Assualt On Jamaican Athletes
The Caribbean Is One Nation
While we do not condone cheating in any form or fashion in any sport, we find it quite interesting that the World Anti-Doping Agency (WADA)is paying a lot of attention to Jamaica and its athletes. Over the past several weeks, the Jamaican athletic community has been forced, almost to the brink of international embarrassment, because some of its athletes have tested positive for banned substances.
We in the Caribbean would be disingenuous, if we did not admit that we expected this to come sooner or later. The meteoric rise of Usain Bolt has placed the entire Jamaican and Caribbean athletic community under conspiratorial scrutiny. Back in 2012 Dan Bernstein a CBS writer questioned whether natural ability or drug enhancement was responsible for Jamaica’s dominance in track and field at the international level. No doubt his myopia prevented him from comprehending how a small country could produce such world class athletes. As he put it then: “What are the odds that a tiny, island country suddenly dominates global competition…just because?”

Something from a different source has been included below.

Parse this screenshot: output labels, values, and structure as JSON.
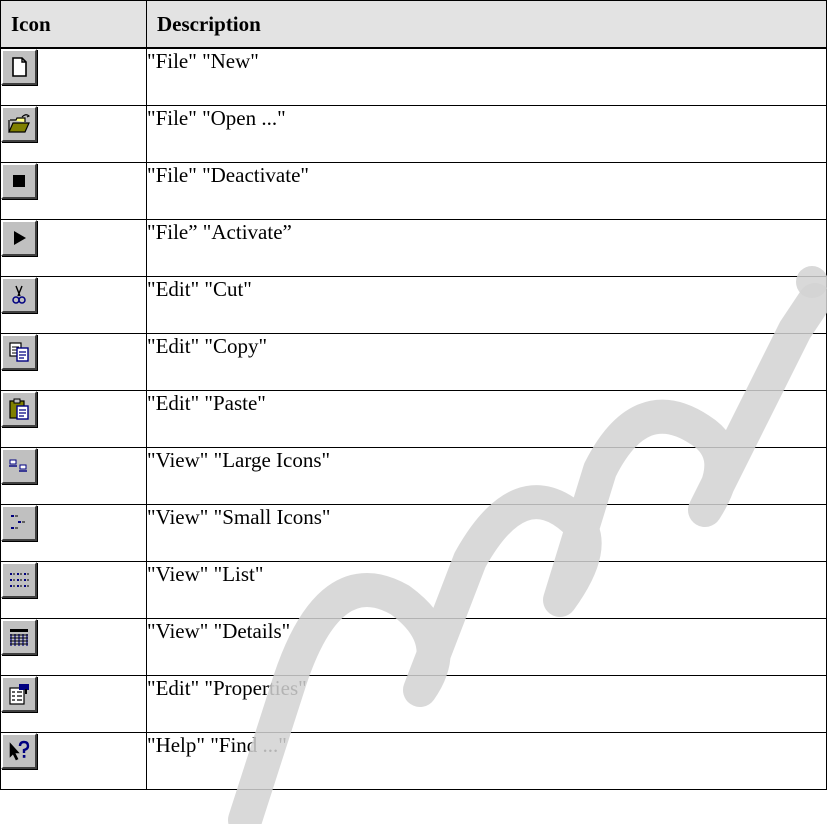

Of course he was not alone because Mr. Carl Lewis, the Olympic legend, had to join in the party and he was quoted in the same article as saying that Bolt’s ability to run faster in such short intervals was fair game. As quoted, the great Carl Lewis said: ““When people ask me about Bolt, I say he could be the greatest athlete of all time,” Carl Lewis told the Times of London. “But for someone to run 10.03 one year and 9.69 the next, if you don’t question that in a sport that has the reputation it has right now, you’re a fool. Period.” Here we have an Afro American, who often complained about the sports and its officials during his period of dominance, joining with the establishment to undermine an Afro Caribbean brother!
A World Anti-Doping Agency (WADA) team visited Jamaica to audit the Jamaica Anti-doping Commission (JADCO) and the reception was mixed because while some felt that JADCO was lapsed in its duties, there were others who viewed their (WADA) involvement with suspicion. And recently, WADA Director General David how man, met with Jamaica’s Minister of Sport, Natalie Neita- Headley at the World Conference on Doping In sport in Johannesburg and apparently there seems to be some lessening of tension.
Many sports writers have said that the doping charges brought against some Jamaican sports persons are not out of line with what usually transpires in the different disciplines and other countries. Our point exactly.
We urge the international sports watchdogs to halt their blatant assault on Jamaica and Caribbean sports persons. Enough is enough!